EXERCISE DIRECTIONS –
Copy every line of the data that includes the string "subject".

Data about app and page elements:
== Segment start ==

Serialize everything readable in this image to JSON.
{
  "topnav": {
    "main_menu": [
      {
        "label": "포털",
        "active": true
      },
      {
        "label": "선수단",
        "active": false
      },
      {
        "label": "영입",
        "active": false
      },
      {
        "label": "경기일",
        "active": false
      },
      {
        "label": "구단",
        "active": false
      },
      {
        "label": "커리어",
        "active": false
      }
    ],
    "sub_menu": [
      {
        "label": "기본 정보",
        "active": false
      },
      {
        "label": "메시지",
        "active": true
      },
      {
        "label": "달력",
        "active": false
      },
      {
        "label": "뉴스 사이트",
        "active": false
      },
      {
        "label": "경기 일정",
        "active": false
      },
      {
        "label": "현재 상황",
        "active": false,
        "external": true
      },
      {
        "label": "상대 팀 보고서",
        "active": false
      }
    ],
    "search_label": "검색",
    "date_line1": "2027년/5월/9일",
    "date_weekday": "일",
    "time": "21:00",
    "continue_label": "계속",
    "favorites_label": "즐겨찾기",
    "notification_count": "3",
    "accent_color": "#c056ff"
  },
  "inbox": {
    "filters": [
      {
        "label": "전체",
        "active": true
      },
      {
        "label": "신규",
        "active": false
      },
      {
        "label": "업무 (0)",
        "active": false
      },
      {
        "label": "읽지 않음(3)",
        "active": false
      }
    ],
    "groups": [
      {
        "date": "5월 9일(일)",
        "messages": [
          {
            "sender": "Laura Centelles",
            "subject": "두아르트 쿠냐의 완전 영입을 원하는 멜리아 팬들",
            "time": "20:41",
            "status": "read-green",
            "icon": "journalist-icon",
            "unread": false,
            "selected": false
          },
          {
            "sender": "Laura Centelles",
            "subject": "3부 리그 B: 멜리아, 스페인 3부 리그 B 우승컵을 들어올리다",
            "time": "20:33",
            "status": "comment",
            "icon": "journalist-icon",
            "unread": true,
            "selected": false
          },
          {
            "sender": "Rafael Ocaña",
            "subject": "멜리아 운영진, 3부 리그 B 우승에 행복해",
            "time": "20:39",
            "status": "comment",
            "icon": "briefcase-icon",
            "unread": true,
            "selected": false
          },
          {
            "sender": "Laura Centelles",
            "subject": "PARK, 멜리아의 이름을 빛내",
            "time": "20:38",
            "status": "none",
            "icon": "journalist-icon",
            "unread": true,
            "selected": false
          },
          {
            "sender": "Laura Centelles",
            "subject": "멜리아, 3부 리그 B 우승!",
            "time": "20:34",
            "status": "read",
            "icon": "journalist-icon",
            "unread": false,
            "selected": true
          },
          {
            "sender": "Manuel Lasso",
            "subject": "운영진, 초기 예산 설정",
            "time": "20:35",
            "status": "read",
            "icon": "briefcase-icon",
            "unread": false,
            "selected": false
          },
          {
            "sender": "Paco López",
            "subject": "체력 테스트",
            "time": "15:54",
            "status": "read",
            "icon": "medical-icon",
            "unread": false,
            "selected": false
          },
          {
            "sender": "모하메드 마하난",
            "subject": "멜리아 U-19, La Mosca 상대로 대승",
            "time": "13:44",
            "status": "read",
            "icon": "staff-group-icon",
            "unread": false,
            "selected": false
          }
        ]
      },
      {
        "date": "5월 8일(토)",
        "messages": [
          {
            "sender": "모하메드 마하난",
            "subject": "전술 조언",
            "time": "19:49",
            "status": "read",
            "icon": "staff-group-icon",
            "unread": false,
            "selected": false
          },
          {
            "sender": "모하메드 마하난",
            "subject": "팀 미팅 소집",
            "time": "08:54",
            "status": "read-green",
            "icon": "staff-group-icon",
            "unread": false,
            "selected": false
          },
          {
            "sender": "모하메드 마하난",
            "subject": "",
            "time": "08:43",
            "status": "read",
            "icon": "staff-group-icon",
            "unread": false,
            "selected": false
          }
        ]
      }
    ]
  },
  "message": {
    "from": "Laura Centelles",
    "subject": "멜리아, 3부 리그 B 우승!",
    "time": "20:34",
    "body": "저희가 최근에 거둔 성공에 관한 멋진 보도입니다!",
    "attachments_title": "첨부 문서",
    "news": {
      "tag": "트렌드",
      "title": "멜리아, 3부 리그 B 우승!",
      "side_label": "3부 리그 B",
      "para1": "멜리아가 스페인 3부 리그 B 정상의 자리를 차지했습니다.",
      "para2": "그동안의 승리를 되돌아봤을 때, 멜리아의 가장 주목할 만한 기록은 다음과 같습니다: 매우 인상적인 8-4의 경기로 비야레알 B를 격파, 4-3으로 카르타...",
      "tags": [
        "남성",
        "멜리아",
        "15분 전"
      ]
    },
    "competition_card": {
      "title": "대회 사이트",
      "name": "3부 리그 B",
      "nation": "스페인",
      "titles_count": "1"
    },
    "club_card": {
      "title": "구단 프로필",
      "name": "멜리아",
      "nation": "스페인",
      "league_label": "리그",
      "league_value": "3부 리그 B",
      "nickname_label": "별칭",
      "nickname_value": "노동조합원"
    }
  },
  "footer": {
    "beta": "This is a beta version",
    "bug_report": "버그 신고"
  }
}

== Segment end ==

RESULT OF THE TASK –
            "subject": "두아르트 쿠냐의 완전 영입을 원하는 멜리아 팬들",
            "subject": "3부 리그 B: 멜리아, 스페인 3부 리그 B 우승컵을 들어올리다",
            "subject": "멜리아 운영진, 3부 리그 B 우승에 행복해",
            "subject": "PARK, 멜리아의 이름을 빛내",
            "subject": "멜리아, 3부 리그 B 우승!",
            "subject": "운영진, 초기 예산 설정",
            "subject": "체력 테스트",
            "subject": "멜리아 U-19, La Mosca 상대로 대승",
            "subject": "전술 조언",
            "subject": "팀 미팅 소집",
            "subject": "",
    "subject": "멜리아, 3부 리그 B 우승!",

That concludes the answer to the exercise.